Few men are aroused by these stylishly accessorized carcasses, but their lack of sex appeal is what makes the new Hollywood aesthetic unique. It has been almost entirely detached from the biological function of beauty, that of attracting males. It is a man-made aesthetic, or, rather, a woman-made aesthetic, since the desire of men for voluptuous childbearing hips and pendulous breasts seems all but irrelevant to its look. Feminists have long complained that the so-called “beauty myth” consists entirely of male lust, of men looking at women as potential sex objects, subservient to their selfish demands. In fact, however, Hollywood is about women looking at women, not as sex objects, as a means for fulfilling the species’s genetic mission, but as clothes hangers, as display mannequins for product lines. Men and their needs are entirely beside the point, which is why the aesthetic is so sterile, so sexless, because it has freed the female body from male desire, liberated it from its biological status as an organ of sex, which has given way to the commercial view of it as a wearer of commodities, a pretty face stuck on a stick. In many respects, the recent marriage of anorexia and glamour represents the final dehumanization of women who were once reduced to their bodies, objectified as tools for propagation, but have now been deprived of their corporeality altogether. A vision of the female body dictated by male desire would be far healthier and more attractive than one dictated by the imperatives of the closet, by manufacturers whose primary concern is showing off their goods to best effect.
I don't think Harris is trying to let men off the hook for our various sins in saying that we're "entirely beside the point" in the glamourizing of such thin-ness, but he does remind us that there's a certain amount of lazy thinking involved in just attributing to men and sexism, in an uncomplicated way, all of the ills of our society that have some kind of gendered aspect (which is to say that we're probably at fault, because everything's our fault, but if so, we're at fault in a complicated way).

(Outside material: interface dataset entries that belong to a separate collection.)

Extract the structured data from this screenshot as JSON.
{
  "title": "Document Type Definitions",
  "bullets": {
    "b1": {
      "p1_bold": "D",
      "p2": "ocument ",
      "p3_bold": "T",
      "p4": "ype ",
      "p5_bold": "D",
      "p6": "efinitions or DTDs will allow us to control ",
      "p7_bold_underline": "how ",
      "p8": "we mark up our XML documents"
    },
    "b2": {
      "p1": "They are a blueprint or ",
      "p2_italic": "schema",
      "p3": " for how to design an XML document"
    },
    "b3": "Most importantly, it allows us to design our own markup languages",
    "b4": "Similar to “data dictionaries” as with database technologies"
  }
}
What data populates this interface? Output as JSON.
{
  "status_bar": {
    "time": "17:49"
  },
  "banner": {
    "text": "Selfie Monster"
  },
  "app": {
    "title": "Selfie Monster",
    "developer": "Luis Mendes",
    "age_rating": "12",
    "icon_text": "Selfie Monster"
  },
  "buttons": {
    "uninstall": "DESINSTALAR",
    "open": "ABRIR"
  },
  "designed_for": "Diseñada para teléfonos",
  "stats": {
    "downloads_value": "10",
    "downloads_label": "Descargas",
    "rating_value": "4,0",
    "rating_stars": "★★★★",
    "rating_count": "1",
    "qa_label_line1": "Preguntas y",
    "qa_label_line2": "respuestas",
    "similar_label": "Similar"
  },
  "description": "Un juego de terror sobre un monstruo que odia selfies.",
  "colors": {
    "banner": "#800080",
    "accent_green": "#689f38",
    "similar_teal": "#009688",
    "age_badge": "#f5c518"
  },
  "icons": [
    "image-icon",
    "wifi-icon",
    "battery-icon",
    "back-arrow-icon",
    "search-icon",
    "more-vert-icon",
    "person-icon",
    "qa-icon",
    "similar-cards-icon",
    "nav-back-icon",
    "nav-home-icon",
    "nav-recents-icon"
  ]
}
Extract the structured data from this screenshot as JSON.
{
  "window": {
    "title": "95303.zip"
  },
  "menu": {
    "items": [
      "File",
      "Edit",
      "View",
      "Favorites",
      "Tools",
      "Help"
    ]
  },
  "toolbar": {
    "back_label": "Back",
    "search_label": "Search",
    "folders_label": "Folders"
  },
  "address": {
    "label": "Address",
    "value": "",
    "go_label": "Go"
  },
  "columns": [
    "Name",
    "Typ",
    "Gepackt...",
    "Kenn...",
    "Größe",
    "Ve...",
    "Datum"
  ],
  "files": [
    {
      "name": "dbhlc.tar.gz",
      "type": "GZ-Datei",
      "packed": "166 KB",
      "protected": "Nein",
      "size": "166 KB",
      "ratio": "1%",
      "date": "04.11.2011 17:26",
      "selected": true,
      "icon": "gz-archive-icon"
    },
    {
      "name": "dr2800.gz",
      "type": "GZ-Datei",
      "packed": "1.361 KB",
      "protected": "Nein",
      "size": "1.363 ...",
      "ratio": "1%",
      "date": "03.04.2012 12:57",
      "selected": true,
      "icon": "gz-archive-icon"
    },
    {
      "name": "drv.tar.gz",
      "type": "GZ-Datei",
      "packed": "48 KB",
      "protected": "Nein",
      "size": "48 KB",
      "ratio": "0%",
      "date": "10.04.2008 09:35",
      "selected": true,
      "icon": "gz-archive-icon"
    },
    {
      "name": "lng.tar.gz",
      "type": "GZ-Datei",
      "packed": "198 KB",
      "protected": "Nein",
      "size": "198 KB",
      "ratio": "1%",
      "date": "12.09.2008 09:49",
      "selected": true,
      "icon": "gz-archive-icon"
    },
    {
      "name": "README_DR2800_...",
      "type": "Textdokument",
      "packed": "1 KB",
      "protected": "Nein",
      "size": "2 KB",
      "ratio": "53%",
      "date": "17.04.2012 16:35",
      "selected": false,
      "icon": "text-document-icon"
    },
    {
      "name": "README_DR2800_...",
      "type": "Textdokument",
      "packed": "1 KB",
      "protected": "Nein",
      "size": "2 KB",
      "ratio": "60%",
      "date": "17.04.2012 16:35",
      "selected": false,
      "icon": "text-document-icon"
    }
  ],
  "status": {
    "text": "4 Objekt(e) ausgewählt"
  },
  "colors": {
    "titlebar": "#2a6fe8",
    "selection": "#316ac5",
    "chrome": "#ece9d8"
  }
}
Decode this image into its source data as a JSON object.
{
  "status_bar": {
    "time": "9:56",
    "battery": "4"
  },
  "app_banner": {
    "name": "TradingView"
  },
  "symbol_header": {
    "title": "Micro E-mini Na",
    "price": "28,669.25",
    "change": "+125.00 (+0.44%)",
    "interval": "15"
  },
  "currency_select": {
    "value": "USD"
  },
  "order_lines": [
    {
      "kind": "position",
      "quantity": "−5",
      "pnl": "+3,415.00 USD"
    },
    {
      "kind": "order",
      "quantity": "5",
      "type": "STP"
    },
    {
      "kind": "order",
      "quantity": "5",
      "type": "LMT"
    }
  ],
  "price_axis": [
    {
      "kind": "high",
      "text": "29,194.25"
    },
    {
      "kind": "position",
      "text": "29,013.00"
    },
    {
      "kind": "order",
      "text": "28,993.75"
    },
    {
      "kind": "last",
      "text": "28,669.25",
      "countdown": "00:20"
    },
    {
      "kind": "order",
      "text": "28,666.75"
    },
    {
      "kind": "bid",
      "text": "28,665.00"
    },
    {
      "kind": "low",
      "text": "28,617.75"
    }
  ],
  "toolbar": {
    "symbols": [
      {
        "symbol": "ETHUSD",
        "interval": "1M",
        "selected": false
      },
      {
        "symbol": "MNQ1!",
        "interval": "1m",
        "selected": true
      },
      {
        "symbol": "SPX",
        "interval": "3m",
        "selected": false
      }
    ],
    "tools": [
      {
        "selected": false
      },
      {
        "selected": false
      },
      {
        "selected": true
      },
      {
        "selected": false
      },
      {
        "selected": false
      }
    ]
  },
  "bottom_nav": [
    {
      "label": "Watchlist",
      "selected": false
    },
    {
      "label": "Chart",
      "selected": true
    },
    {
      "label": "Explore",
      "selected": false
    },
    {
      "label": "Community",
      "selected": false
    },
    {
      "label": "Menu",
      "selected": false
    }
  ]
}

I'd also like to note, on behalf of men, that it's clearly true that the healthy, athletic, curvy Kate Bosworth, who you may remember from such films as Blue Crush, was much hotter than the weird gelfling Kate Bosworth shown here.